Items listed in a dataset:
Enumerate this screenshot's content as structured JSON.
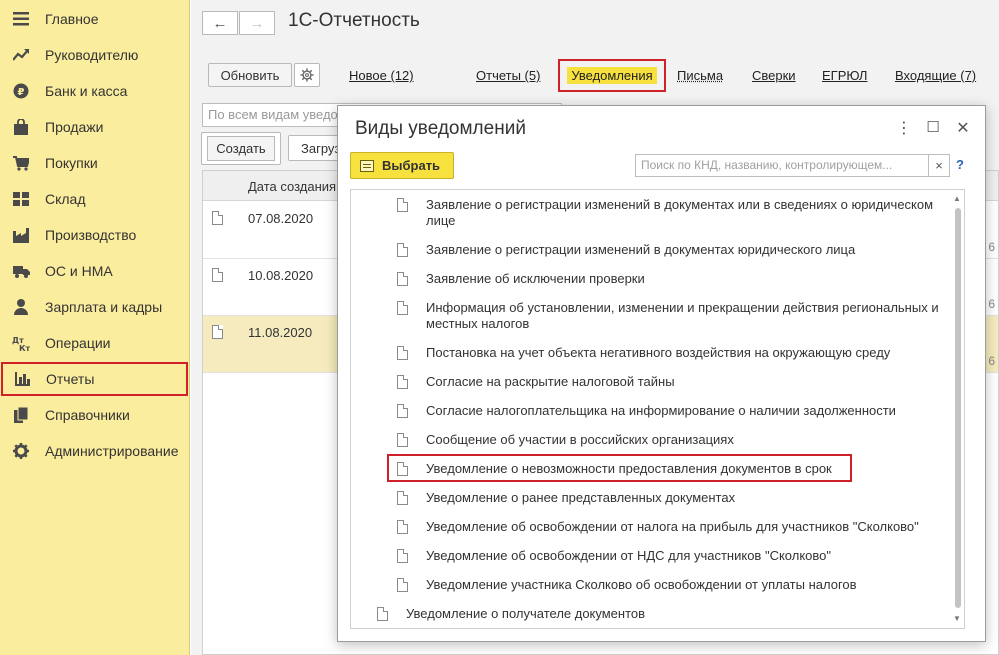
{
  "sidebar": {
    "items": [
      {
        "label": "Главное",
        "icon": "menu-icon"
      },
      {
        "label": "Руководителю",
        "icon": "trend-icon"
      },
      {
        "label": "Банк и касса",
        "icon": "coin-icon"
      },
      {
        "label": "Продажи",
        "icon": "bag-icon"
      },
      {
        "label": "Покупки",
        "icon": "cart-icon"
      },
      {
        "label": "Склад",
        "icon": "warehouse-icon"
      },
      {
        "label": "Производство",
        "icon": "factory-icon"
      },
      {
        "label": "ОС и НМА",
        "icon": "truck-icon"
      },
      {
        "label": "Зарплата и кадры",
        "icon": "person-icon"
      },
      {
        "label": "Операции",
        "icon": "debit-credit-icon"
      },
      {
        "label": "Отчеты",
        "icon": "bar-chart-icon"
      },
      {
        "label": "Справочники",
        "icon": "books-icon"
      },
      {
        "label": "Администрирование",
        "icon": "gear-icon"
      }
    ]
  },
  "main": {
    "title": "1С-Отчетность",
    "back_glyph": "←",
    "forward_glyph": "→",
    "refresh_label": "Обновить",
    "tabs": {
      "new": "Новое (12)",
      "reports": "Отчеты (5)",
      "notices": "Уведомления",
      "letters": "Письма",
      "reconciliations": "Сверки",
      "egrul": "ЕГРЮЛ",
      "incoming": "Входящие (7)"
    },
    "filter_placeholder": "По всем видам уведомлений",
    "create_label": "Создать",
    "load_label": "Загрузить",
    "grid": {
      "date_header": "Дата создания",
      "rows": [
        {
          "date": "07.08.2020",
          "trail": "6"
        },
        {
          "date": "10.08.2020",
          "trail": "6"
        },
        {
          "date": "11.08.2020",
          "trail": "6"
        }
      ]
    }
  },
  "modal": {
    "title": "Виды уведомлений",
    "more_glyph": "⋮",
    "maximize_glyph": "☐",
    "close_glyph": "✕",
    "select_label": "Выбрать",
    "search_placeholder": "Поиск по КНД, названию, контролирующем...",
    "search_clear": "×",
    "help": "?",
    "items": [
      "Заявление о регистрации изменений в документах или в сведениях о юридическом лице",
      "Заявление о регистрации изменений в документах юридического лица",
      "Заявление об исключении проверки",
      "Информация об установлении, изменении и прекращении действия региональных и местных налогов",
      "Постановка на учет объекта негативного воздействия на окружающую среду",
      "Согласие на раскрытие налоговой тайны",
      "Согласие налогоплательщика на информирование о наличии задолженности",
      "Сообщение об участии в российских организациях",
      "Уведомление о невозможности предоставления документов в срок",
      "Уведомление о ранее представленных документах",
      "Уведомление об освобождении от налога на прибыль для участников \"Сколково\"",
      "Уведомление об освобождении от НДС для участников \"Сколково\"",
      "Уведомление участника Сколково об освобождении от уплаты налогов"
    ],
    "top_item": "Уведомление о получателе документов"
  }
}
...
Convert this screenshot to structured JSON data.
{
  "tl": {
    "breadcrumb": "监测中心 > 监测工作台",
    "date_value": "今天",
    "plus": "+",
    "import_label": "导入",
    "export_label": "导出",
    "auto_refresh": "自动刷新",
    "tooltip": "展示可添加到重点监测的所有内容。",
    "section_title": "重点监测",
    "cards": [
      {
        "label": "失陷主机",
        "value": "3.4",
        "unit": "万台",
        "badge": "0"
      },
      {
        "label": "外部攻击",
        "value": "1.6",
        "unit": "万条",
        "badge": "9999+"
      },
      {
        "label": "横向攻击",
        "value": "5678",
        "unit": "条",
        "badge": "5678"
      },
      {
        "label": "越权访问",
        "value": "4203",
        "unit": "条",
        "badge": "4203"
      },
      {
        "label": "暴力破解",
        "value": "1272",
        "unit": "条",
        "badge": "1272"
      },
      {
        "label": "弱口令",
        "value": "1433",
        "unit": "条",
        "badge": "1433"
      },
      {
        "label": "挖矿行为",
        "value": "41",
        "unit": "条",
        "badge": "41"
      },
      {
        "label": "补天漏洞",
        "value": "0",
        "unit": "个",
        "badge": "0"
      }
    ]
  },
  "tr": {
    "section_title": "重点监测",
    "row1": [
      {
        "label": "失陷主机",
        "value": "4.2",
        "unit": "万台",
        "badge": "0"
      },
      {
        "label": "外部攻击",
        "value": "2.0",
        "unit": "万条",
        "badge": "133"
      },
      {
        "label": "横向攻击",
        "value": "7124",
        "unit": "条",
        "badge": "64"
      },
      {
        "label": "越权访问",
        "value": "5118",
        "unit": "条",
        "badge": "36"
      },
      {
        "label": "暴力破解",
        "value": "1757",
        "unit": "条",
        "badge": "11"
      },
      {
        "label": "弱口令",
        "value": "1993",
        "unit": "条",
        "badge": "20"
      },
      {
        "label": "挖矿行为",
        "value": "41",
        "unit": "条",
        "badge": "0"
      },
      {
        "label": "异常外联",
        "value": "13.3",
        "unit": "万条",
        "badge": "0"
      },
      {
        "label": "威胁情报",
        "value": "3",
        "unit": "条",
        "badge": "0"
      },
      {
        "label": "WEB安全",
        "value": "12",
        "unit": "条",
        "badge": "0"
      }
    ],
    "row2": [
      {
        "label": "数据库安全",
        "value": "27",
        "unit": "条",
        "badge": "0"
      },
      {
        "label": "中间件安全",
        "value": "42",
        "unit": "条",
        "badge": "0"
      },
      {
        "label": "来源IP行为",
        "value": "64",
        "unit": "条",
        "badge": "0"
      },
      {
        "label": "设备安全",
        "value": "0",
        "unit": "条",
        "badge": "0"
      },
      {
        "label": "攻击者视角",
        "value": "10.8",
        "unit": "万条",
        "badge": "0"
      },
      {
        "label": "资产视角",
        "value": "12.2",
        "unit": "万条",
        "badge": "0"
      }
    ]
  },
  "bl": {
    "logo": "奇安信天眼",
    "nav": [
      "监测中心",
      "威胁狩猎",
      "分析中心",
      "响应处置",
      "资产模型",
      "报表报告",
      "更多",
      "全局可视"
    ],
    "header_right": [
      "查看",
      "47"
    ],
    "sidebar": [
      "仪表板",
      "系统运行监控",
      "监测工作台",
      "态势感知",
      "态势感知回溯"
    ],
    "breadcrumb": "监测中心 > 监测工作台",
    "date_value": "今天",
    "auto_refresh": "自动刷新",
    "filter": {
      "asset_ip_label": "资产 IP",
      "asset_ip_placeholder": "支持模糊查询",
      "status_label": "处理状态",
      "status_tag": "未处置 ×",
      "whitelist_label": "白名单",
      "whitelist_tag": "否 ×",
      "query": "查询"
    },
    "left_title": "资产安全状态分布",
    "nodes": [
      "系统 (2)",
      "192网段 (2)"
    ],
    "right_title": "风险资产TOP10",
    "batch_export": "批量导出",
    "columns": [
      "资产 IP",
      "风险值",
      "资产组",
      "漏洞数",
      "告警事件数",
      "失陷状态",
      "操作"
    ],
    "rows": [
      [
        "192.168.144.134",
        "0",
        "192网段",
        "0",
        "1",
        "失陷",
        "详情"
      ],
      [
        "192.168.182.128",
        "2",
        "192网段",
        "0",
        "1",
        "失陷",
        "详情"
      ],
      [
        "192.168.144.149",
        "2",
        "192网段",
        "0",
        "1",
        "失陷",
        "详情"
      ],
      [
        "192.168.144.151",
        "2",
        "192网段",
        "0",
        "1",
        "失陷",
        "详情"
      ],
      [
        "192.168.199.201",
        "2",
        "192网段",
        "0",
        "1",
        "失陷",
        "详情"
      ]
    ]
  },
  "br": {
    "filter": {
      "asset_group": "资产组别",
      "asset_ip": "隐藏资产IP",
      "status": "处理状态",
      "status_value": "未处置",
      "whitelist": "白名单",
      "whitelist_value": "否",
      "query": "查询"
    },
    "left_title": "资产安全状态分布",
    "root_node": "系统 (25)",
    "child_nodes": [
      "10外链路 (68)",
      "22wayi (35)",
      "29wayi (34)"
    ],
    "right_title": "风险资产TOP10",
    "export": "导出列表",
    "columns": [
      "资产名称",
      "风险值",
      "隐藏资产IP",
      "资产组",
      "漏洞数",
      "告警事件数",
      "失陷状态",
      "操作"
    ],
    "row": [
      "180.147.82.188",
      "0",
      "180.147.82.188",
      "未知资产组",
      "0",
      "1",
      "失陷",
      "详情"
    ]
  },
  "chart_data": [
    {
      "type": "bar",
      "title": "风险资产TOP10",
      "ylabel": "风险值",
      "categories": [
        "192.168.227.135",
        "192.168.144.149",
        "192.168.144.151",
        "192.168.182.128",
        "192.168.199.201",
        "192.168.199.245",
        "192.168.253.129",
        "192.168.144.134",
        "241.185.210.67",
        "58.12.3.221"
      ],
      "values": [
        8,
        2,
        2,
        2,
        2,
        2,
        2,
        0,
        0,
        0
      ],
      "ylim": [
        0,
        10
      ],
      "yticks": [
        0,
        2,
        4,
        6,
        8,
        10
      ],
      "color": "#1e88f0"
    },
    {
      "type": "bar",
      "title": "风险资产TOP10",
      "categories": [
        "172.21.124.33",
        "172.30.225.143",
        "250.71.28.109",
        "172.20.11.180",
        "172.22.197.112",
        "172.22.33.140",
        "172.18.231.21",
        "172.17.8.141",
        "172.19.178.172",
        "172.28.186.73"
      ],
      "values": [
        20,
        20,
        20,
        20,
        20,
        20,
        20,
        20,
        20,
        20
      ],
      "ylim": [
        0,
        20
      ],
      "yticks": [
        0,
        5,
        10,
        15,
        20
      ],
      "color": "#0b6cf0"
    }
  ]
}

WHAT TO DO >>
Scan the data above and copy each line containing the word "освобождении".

RESPONSE TO THE TASK >>
      "Уведомление об освобождении от налога на прибыль для участников \"Сколково\"",
      "Уведомление об освобождении от НДС для участников \"Сколково\"",
      "Уведомление участника Сколково об освобождении от уплаты налогов"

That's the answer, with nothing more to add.